A new poll suggests appetite for a divorce from the monarchy is on the rise. But before we move to a referendum, there are a few things to get in place first, write Lewis Holden.
Two months ago the result of Britain’s EU referendum was fresh and I wrote that despite Britain’s apparent move away from Europe, the sentiment behind having a New Zealander as head of state hasn’t gone away.
It turns out I was wrong – in fact, Brexit and the failure of the flag referendum seem to have lit the fire. The latest poll by David Farrar’s Curia Market Research for New Zealand Republic has found that when asked what their preference was for New Zealand’s next head of state, only 34% of the 1,000 respondents wanted the next British monarch. It found 44% wanted a directly elected head of state and 15% wanted a New Zealander chosen by a two-thirds majority in parliament.
In total 59% of respondents support change. This is a 12% increase since last year’s poll asking the same question. Since then we have seen two royal visits, the Queen’s 90th, the Brexit vote, the flag debate, the Rugby World Cup and the Olympics. In the past fortnight outgoing Governor-General Sir Jerry Mateparae made it clear that he too thought it was inevitable that New Zealand will become a republic.
Of course it’s too early to say there’s a trend of majority support for change. This may be a rogue poll. But the numbers do seem to be heading that way. The Queen’s 90th has also reminded us that the popular monarch isn’t going to be on the throne forever. And that means we’re heading towards another referendum campaign. Think of the twists and turns of the flag referendum with all the criticisms of the process. But worse.
And if the Australian republic referendum and our own flag debate are anything to go by, without an absolutely overwhelming majority for an alternative, change won’t succeed. We should get used to singing God Save the King to Charles III and Queen Camilla. A bleak analysis, but looking deeper into the numbers it’s possible.
While direct election of a titular head of state works for fellow Westminster systems such as the Republic of Ireland, for it to succeed at a referendum New Zealanders will have to get past their dislike of politicians. The President of Ireland is more often than not a former politician. Beloved, sure – and arguably just like our Governor-General. Yet one of the great ironies of the Australian republic referendum was that while the public rejected a head of state chosen by parliament, voters clearly didn’t want a politician as head of state, which is a likely outcome from directly electing the role.
So, much like the flag debate, we have to get the process right to begin with and set the framework from the get go. If we want to go down the parliamentary election path, we could simply start choosing the Governor-General by a two-thirds majority. That would put in place a process to choose our actual head of State in future and mean any future referendum would simply carry that process over. If we wanted to go down the direct election path, that could be achieved at a later date, probably if we adopted an entrenched constitution (interestingly, this is pretty much what Ireland did).

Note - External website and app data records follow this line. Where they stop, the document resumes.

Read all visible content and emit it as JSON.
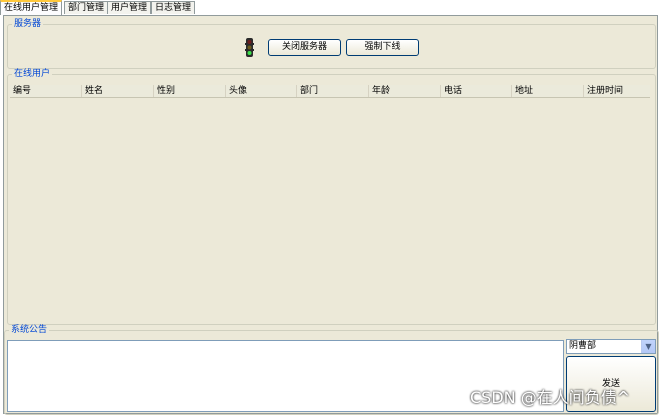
{
  "tabs": [
    "在线用户管理",
    "部门管理",
    "用户管理",
    "日志管理"
  ],
  "server": {
    "legend": "服务器",
    "icon": "traffic-light-icon",
    "close_label": "关闭服务器",
    "kick_label": "强制下线"
  },
  "online": {
    "legend": "在线用户",
    "columns": [
      "编号",
      "姓名",
      "性别",
      "头像",
      "部门",
      "年龄",
      "电话",
      "地址",
      "注册时间"
    ],
    "rows": []
  },
  "announce": {
    "legend": "系统公告",
    "message": "",
    "dept_selected": "阴曹部",
    "send_label": "发送"
  },
  "watermark": "CSDN @在人间负债^"
}
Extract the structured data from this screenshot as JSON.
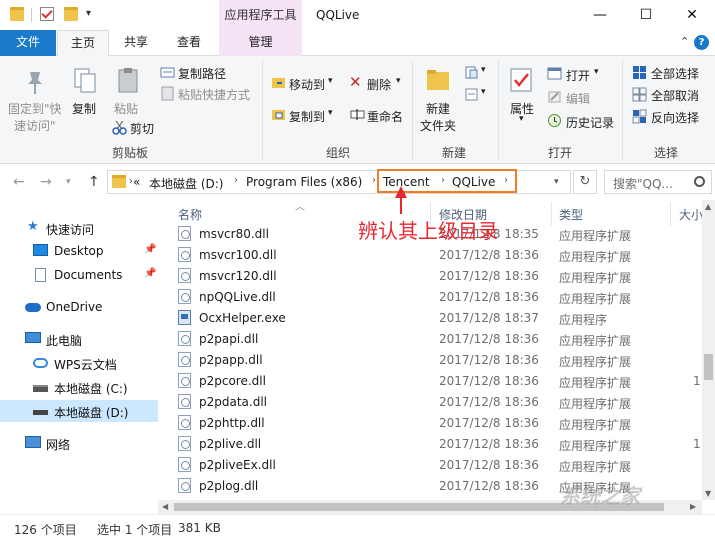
{
  "titlebar": {
    "context_tab_title": "应用程序工具",
    "window_title": "QQLive",
    "minimize": "—",
    "maximize": "☐",
    "close": "✕"
  },
  "tabs": {
    "file": "文件",
    "home": "主页",
    "share": "共享",
    "view": "查看",
    "manage": "管理"
  },
  "ribbon": {
    "clipboard": {
      "pin": "固定到\"快",
      "pin2": "速访问\"",
      "copy": "复制",
      "paste": "粘贴",
      "copy_path": "复制路径",
      "paste_shortcut": "粘贴快捷方式",
      "cut": "剪切",
      "label": "剪贴板"
    },
    "organize": {
      "move_to": "移动到",
      "copy_to": "复制到",
      "delete": "删除",
      "rename": "重命名",
      "label": "组织"
    },
    "new": {
      "new_folder": "新建",
      "new_folder2": "文件夹",
      "label": "新建"
    },
    "open": {
      "properties": "属性",
      "open": "打开",
      "edit": "编辑",
      "history": "历史记录",
      "label": "打开"
    },
    "select": {
      "select_all": "全部选择",
      "select_none": "全部取消",
      "invert": "反向选择",
      "label": "选择"
    }
  },
  "address": {
    "overflow": "«",
    "crumbs": [
      "本地磁盘 (D:)",
      "Program Files (x86)",
      "Tencent",
      "QQLive"
    ],
    "search_placeholder": "搜索\"QQ..."
  },
  "navpane": {
    "items": [
      {
        "label": "快速访问"
      },
      {
        "label": "Desktop"
      },
      {
        "label": "Documents"
      },
      {
        "label": "OneDrive"
      },
      {
        "label": "此电脑"
      },
      {
        "label": "WPS云文档"
      },
      {
        "label": "本地磁盘 (C:)"
      },
      {
        "label": "本地磁盘 (D:)"
      },
      {
        "label": "网络"
      }
    ]
  },
  "columns": {
    "name": "名称",
    "date": "修改日期",
    "type": "类型",
    "size": "大小"
  },
  "files": [
    {
      "name": "msvcr80.dll",
      "date": "2017/12/8 18:35",
      "type": "应用程序扩展",
      "size": ""
    },
    {
      "name": "msvcr100.dll",
      "date": "2017/12/8 18:36",
      "type": "应用程序扩展",
      "size": ""
    },
    {
      "name": "msvcr120.dll",
      "date": "2017/12/8 18:36",
      "type": "应用程序扩展",
      "size": ""
    },
    {
      "name": "npQQLive.dll",
      "date": "2017/12/8 18:36",
      "type": "应用程序扩展",
      "size": ""
    },
    {
      "name": "OcxHelper.exe",
      "date": "2017/12/8 18:37",
      "type": "应用程序",
      "size": ""
    },
    {
      "name": "p2papi.dll",
      "date": "2017/12/8 18:36",
      "type": "应用程序扩展",
      "size": ""
    },
    {
      "name": "p2papp.dll",
      "date": "2017/12/8 18:36",
      "type": "应用程序扩展",
      "size": ""
    },
    {
      "name": "p2pcore.dll",
      "date": "2017/12/8 18:36",
      "type": "应用程序扩展",
      "size": "1"
    },
    {
      "name": "p2pdata.dll",
      "date": "2017/12/8 18:36",
      "type": "应用程序扩展",
      "size": ""
    },
    {
      "name": "p2phttp.dll",
      "date": "2017/12/8 18:36",
      "type": "应用程序扩展",
      "size": ""
    },
    {
      "name": "p2plive.dll",
      "date": "2017/12/8 18:36",
      "type": "应用程序扩展",
      "size": "1"
    },
    {
      "name": "p2pliveEx.dll",
      "date": "2017/12/8 18:36",
      "type": "应用程序扩展",
      "size": ""
    },
    {
      "name": "p2plog.dll",
      "date": "2017/12/8 18:36",
      "type": "应用程序扩展",
      "size": ""
    }
  ],
  "status": {
    "count": "126 个项目",
    "selected": "选中 1 个项目",
    "size": "381 KB"
  },
  "annotation": "辨认其上级目录",
  "watermark": "系统之家"
}
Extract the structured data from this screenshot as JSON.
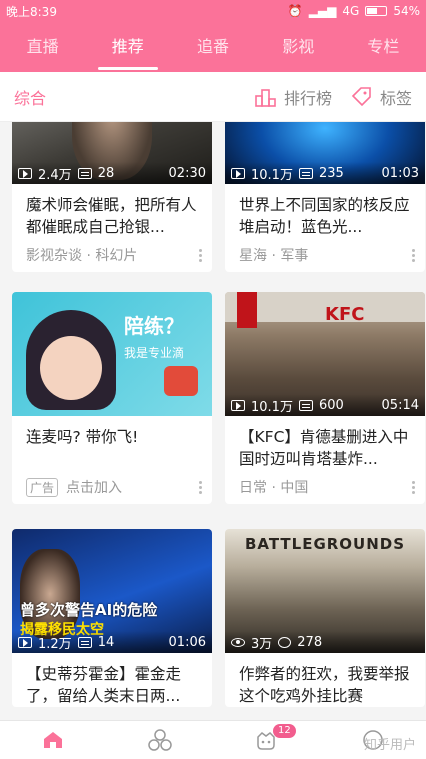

Or, if we are committed to direct election, we clarify the powers of the Governor-General in law. This will involve a lot of legal wrangling, but is necessary if we have someone who potentially could claim their popular mandate overrides established constitutional conventions. We could also do as many other countries have done and ban sitting members of parliament, or even former members of parliament, from being head of state. That would have the advantage of preventing another Keith Holyoake type scenario, where a sitting Cabinet minister was promoted to Government House.
These sorts of minor changes become imperative as the head of state debate heats up. As we all learned from the flag debate, even if you’re not in favour of change, it’s more important that we do it right the first time rather than having to repeat the process ad nausea.
Lewis Holden is a former National candidate for Rimutaka, a former chair of New Zealand Republic, and current chair of Change the NZ Flag.